Rip currents pose greater risk to swimmers than to shoreline

October 13, 2009
These are two rip currents along the East Hampton Village Beach about 100 yards apart. Rip currents can be recognized as a gap in the line of incoming waves. Credit: Michael Slattery

Rip currents -- powerful, channeled currents of water flowing away from the shore -- represent a danger to human life and property. Rip currents are responsible for more than one hundred deaths on our nation's beaches each year, according to the United States Lifesaving Association, and if rip currents persist long enough they can cause beach erosion.

Henry Bokuniewicz, Professor in the School of Marine and Atmospheric Sciences at Stony Brook University, and Ph.D. candidate Michael Slattery found that rip currents at East Hampton Village Beach lasted on average a little over one minute, not long enough to substantially alter the . They will present their findings October 14th at the American Shore and Beach Preservation Association's 2009 National Coastal Conference, "Integrating Coastal Science & Policy."

With funding from the East Hampton Beach Preservation Society and the Halpern Foundation, Dr. Bokuniewicz and graduate student Michael Slattery set up a video camera to record an image of a half mile stretch of the East Hampton Village every 20 seconds. In the images, rip currents can be detected as a gap in the line of incoming . They collected over 500 hours of video images and observed hundreds of rip currents in this short stretch of coast.

The monitoring showed that the rip currents were not associated with man-made structures and they were short lived, with the most persistent rip currents lasting no more than a few minutes. "Most rip currents we observed did not last long enough to change the character of the shoreline, although they could pose a risk to swimmers unfortunate enough to encounter them," said Dr. Bokuniewicz.

Besides gathering statistics on the occurrence of rip currents, Dr. Bokuniewicz and Michael Slattery are studying the wave patterns that lead to rip currents. Rip currents are generated by a combination of waves, including, long, low, barely perceptible waves that appear along the ocean shoreline, called "infragravity waves." Infragravity waves cannot be measured directly and computer models are inadequate for predicting them. Bokuniewicz and Slattery are using a novel approach to study these waves; they deploy seismometers to measure the noise created by breaking waves.

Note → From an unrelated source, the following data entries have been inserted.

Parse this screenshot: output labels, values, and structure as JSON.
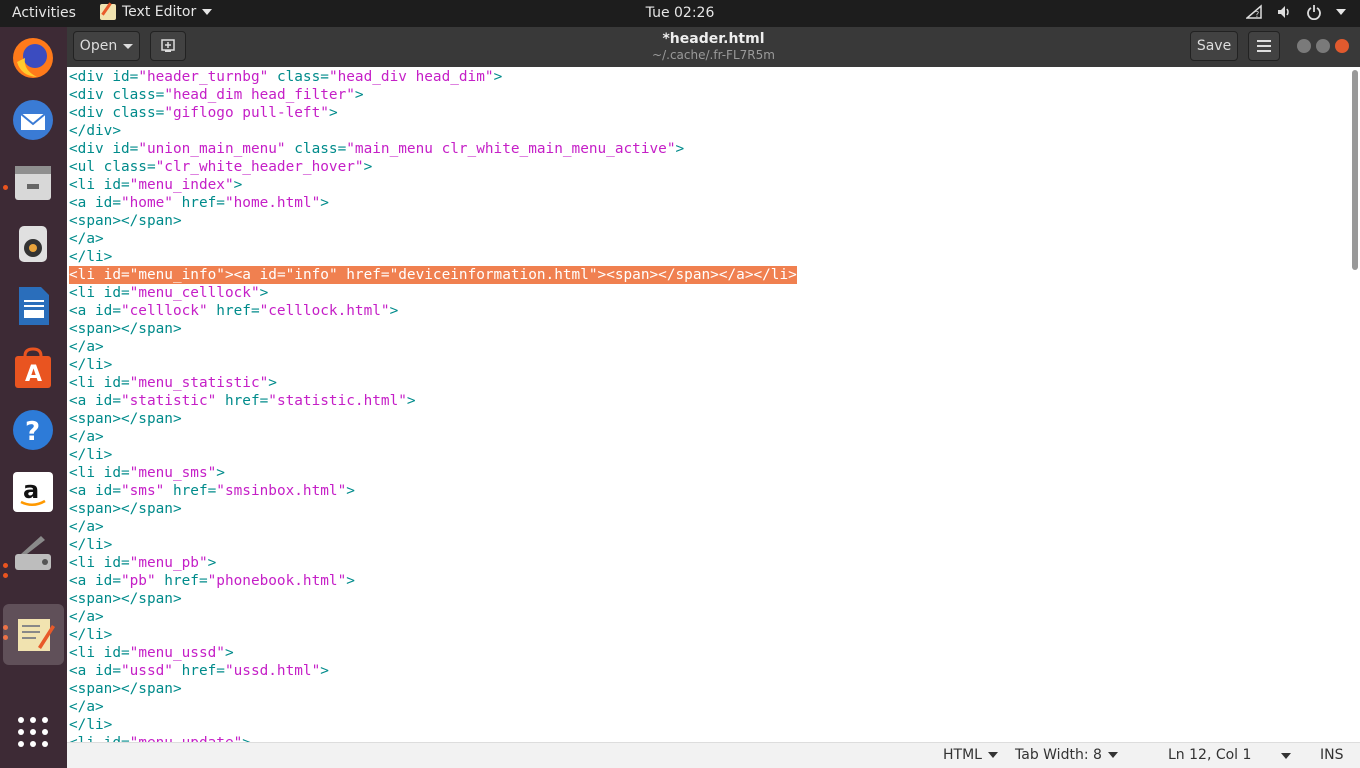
{
  "topbar": {
    "activities": "Activities",
    "app_name": "Text Editor",
    "clock": "Tue 02:26",
    "tray_icons": [
      "network-question-icon",
      "volume-icon",
      "power-icon"
    ]
  },
  "dock": {
    "apps": [
      {
        "name": "firefox",
        "color": "#ff7a1a"
      },
      {
        "name": "thunderbird",
        "color": "#3a7bd5"
      },
      {
        "name": "files",
        "color": "#d8d8d8"
      },
      {
        "name": "rhythmbox",
        "color": "#e0e0e0"
      },
      {
        "name": "libreoffice-writer",
        "color": "#2a6ebb"
      },
      {
        "name": "ubuntu-software",
        "color": "#e95420"
      },
      {
        "name": "help",
        "color": "#2d7bd8"
      },
      {
        "name": "amazon",
        "color": "#ffffff"
      },
      {
        "name": "scanner",
        "color": "#bdbdbd"
      },
      {
        "name": "text-editor",
        "color": "#f1e3b0"
      }
    ]
  },
  "header": {
    "open_label": "Open",
    "title": "*header.html",
    "subtitle": "~/.cache/.fr-FL7R5m",
    "save_label": "Save"
  },
  "editor": {
    "lines": [
      [
        [
          "tag",
          "<div id="
        ],
        [
          "str",
          "\"header_turnbg\""
        ],
        [
          "tag",
          " class="
        ],
        [
          "str",
          "\"head_div head_dim\""
        ],
        [
          "tag",
          ">"
        ]
      ],
      [
        [
          "tag",
          "<div class="
        ],
        [
          "str",
          "\"head_dim head_filter\""
        ],
        [
          "tag",
          ">"
        ]
      ],
      [
        [
          "tag",
          "<div class="
        ],
        [
          "str",
          "\"giflogo pull-left\""
        ],
        [
          "tag",
          ">"
        ]
      ],
      [
        [
          "tag",
          "</div>"
        ]
      ],
      [
        [
          "tag",
          "<div id="
        ],
        [
          "str",
          "\"union_main_menu\""
        ],
        [
          "tag",
          " class="
        ],
        [
          "str",
          "\"main_menu clr_white_main_menu_active\""
        ],
        [
          "tag",
          ">"
        ]
      ],
      [
        [
          "tag",
          "<ul class="
        ],
        [
          "str",
          "\"clr_white_header_hover\""
        ],
        [
          "tag",
          ">"
        ]
      ],
      [
        [
          "tag",
          "<li id="
        ],
        [
          "str",
          "\"menu_index\""
        ],
        [
          "tag",
          ">"
        ]
      ],
      [
        [
          "tag",
          "<a id="
        ],
        [
          "str",
          "\"home\""
        ],
        [
          "tag",
          " href="
        ],
        [
          "str",
          "\"home.html\""
        ],
        [
          "tag",
          ">"
        ]
      ],
      [
        [
          "tag",
          "<span></span>"
        ]
      ],
      [
        [
          "tag",
          "</a>"
        ]
      ],
      [
        [
          "tag",
          "</li>"
        ]
      ],
      [
        [
          "tag",
          "<li id="
        ],
        [
          "str",
          "\"menu_info\""
        ],
        [
          "tag",
          "><a id="
        ],
        [
          "str",
          "\"info\""
        ],
        [
          "tag",
          " href="
        ],
        [
          "str",
          "\"deviceinformation.html\""
        ],
        [
          "tag",
          "><span></span></a></li>"
        ]
      ],
      [
        [
          "tag",
          "<li id="
        ],
        [
          "str",
          "\"menu_celllock\""
        ],
        [
          "tag",
          ">"
        ]
      ],
      [
        [
          "tag",
          "<a id="
        ],
        [
          "str",
          "\"celllock\""
        ],
        [
          "tag",
          " href="
        ],
        [
          "str",
          "\"celllock.html\""
        ],
        [
          "tag",
          ">"
        ]
      ],
      [
        [
          "tag",
          "<span></span>"
        ]
      ],
      [
        [
          "tag",
          "</a>"
        ]
      ],
      [
        [
          "tag",
          "</li>"
        ]
      ],
      [
        [
          "tag",
          "<li id="
        ],
        [
          "str",
          "\"menu_statistic\""
        ],
        [
          "tag",
          ">"
        ]
      ],
      [
        [
          "tag",
          "<a id="
        ],
        [
          "str",
          "\"statistic\""
        ],
        [
          "tag",
          " href="
        ],
        [
          "str",
          "\"statistic.html\""
        ],
        [
          "tag",
          ">"
        ]
      ],
      [
        [
          "tag",
          "<span></span>"
        ]
      ],
      [
        [
          "tag",
          "</a>"
        ]
      ],
      [
        [
          "tag",
          "</li>"
        ]
      ],
      [
        [
          "tag",
          "<li id="
        ],
        [
          "str",
          "\"menu_sms\""
        ],
        [
          "tag",
          ">"
        ]
      ],
      [
        [
          "tag",
          "<a id="
        ],
        [
          "str",
          "\"sms\""
        ],
        [
          "tag",
          " href="
        ],
        [
          "str",
          "\"smsinbox.html\""
        ],
        [
          "tag",
          ">"
        ]
      ],
      [
        [
          "tag",
          "<span></span>"
        ]
      ],
      [
        [
          "tag",
          "</a>"
        ]
      ],
      [
        [
          "tag",
          "</li>"
        ]
      ],
      [
        [
          "tag",
          "<li id="
        ],
        [
          "str",
          "\"menu_pb\""
        ],
        [
          "tag",
          ">"
        ]
      ],
      [
        [
          "tag",
          "<a id="
        ],
        [
          "str",
          "\"pb\""
        ],
        [
          "tag",
          " href="
        ],
        [
          "str",
          "\"phonebook.html\""
        ],
        [
          "tag",
          ">"
        ]
      ],
      [
        [
          "tag",
          "<span></span>"
        ]
      ],
      [
        [
          "tag",
          "</a>"
        ]
      ],
      [
        [
          "tag",
          "</li>"
        ]
      ],
      [
        [
          "tag",
          "<li id="
        ],
        [
          "str",
          "\"menu_ussd\""
        ],
        [
          "tag",
          ">"
        ]
      ],
      [
        [
          "tag",
          "<a id="
        ],
        [
          "str",
          "\"ussd\""
        ],
        [
          "tag",
          " href="
        ],
        [
          "str",
          "\"ussd.html\""
        ],
        [
          "tag",
          ">"
        ]
      ],
      [
        [
          "tag",
          "<span></span>"
        ]
      ],
      [
        [
          "tag",
          "</a>"
        ]
      ],
      [
        [
          "tag",
          "</li>"
        ]
      ],
      [
        [
          "tag",
          "<li id="
        ],
        [
          "str",
          "\"menu_update\""
        ],
        [
          "tag",
          ">"
        ]
      ]
    ],
    "selected_line": 12
  },
  "statusbar": {
    "language": "HTML",
    "tab_width": "Tab Width: 8",
    "position": "Ln 12, Col 1",
    "mode": "INS"
  }
}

"It appears that very slow, long-period changes in the amount of wave noise are precursors to the generation of rip currents," said Dr. Bokuniewicz. "We are hopeful that seismometers can be used to measure wave patterns that we can't easily observe in any other way. In the future, we hope to utilize this method to monitor and ultimately forecast wave conditions that cause rip currents."

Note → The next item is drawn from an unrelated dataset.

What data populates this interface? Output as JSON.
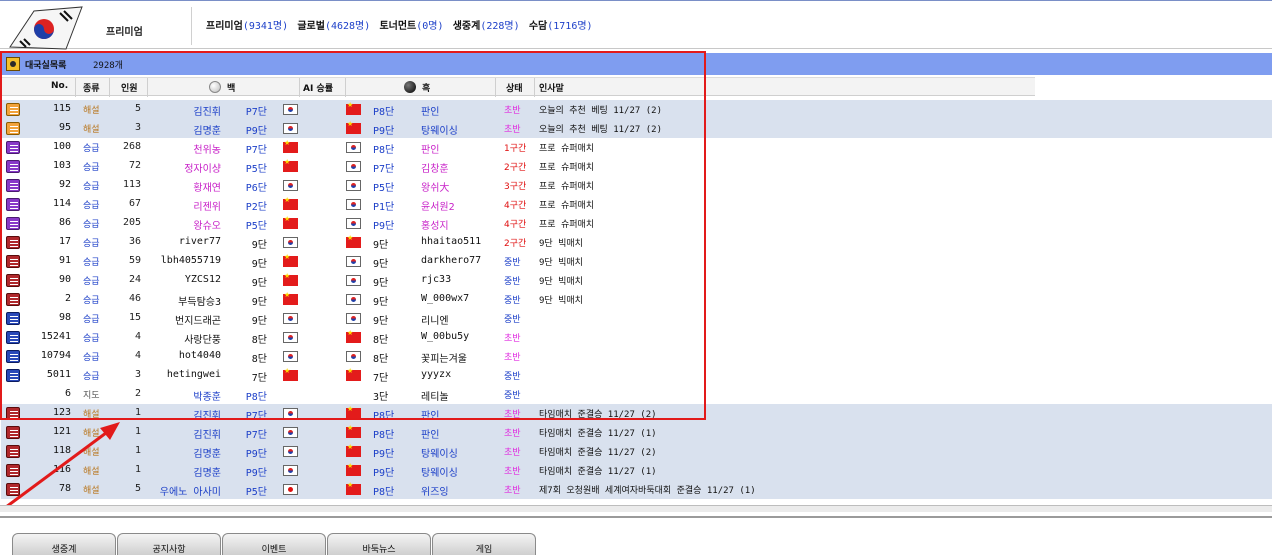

Source: Stony Brook University (news : web)

Explore further: Riptides thrive near man-made structures

Related Stories

New research sheds light on freak wave hot spots

August 5, 2009

Stories of ships mysteriously sent to watery graves by sudden, giant waves have long puzzled scientists and sailors. New research by San Francisco State professor Tim Janssen suggests that changes in water depth and currents, ...

Research pinpoints conditions favorable for freak waves

August 24, 2009

(PhysOrg.com) -- Stories of ships mysteriously sent to watery graves by sudden, giant waves have long puzzled scientists and sailors. New research by Assistant Professor of Geosciences Tim Janssen suggests that changes in ...

Recommended for you

New study sheds light on end of Snowball Earth period

August 24, 2015

The second ice age during the Cryogenian period was not followed by the sudden and chaotic melting-back of the ice as previously thought, but ended with regular advances and retreats of the ice, according to research published ...

Earth's mineralogy unique in the cosmos

August 26, 2015

New research from a team led by Carnegie's Robert Hazen predicts that Earth has more than 1,500 undiscovered minerals and that the exact mineral diversity of our planet is unique and could not be duplicated anywhere in the ...

0 comments

Please sign in to add a comment. Registration is free, and takes less than a minute. Read more

Click here to reset your password.
Sign in to get notified via email when new comments are made.